“I hope they’ve been looked at fondly, and I’m hoping that fun looking comes back.”

Sarah Walz leads a softball training session in Dawson City. Photo submitted by Sport Yukon.
Girls and women are underserved in sport: Sport Yukon

Sport Yukon held a virtual event to celebrate and discuss girls and women in sport

Main Street in Whitehorse on May 4. Whitehorse city council has passed a bylaw to allow pop-up patios in city parking spaces. (Stephanie Waddell/Yukon News)
Bagged meter fees could be discounted for patios

Council passes first reading at special meeting

Kluane Adamek, AFN Yukon’s regional chief, has signalled a postponement to a graduation ceremony scheduled for today due to COVID-19. She is seen here in her Whitehorse office on March 17. (Crystal Schick/Yukon News file)
AFN Yukon’s post-secondary grad celebration postponed

The event scheduled for June 14 will be rescheduled when deemed safe

(Alexandra Newbould/Canadian Press)
In this artist’s sketch, Nathaniel Veltman makes a video court appearance in London, Ont., on June 10, as Justice of the Peace Robert Seneshen (top left) and lawyer Alayna Jay look on.
Terror charges laid against man accused in London attack against Muslim family

Liam Casey Canadian Press A vehicle attack against a Muslim family in… Continue reading

Dr. Michael Patterson, Nunavut’s chief public health officer, poses for a portrait in the boardroom outside his office in Iqaluit, Nunavut, on Sept. 30, 2020. (Emma Tranter/Canadian Press)
Two cases of COVID-19 at Iqaluit school, 9 active in Nunavut

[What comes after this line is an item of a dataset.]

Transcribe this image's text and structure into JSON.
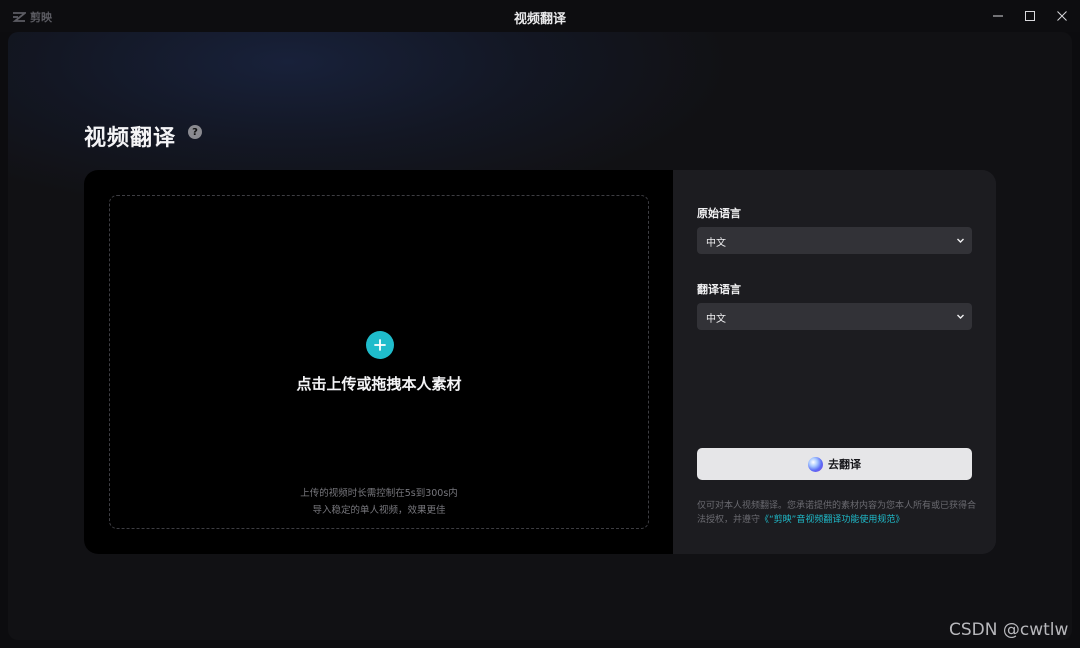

Nunavut’s chief public health officer says two COVID-19 cases at Iqaluit’s middle… Continue reading

The Village of Carmacks has received federal funding for an updated asset management plan. (Crystal Schick/Yukon News file)
Federal funding coming to Carmacks

The program is aimed at helping municipalities improve planning and decision-making around infrastructure

Paddlers start their 715 kilometre paddling journey from Rotary Park in Whitehorse on June 26, 2019. The 2021 Yukon River Quest will have a different look. (Crystal Schick/Yukon News file)
The 22nd annual Yukon River Quest moves closer to start date

Although the race will be modified in 2021, a field of 48 teams are prepared to take the 715 kilometre journey from Whitehorse to Dawson City on the Yukon River

Whitehorse City Hall (Yukon News file)
City news, briefly

A look at issues discussed by Whitehorse city council at its June 7 meeting

Letters to the editor.
This week’s mailbox: the impact of residential schools, Whitehorse Connects, wildfires

Dear Editor; Anguish – extreme pain, distress or anxiety. Justice – the… Continue reading

PROOF CEO Ben Sanders is seen with the PROOF team in Whitehorse. (Submitted)
Proof and Yukon Soaps listed as semifinalists for national award

The two companies were shortlisted from more than 400 nominated

Most Read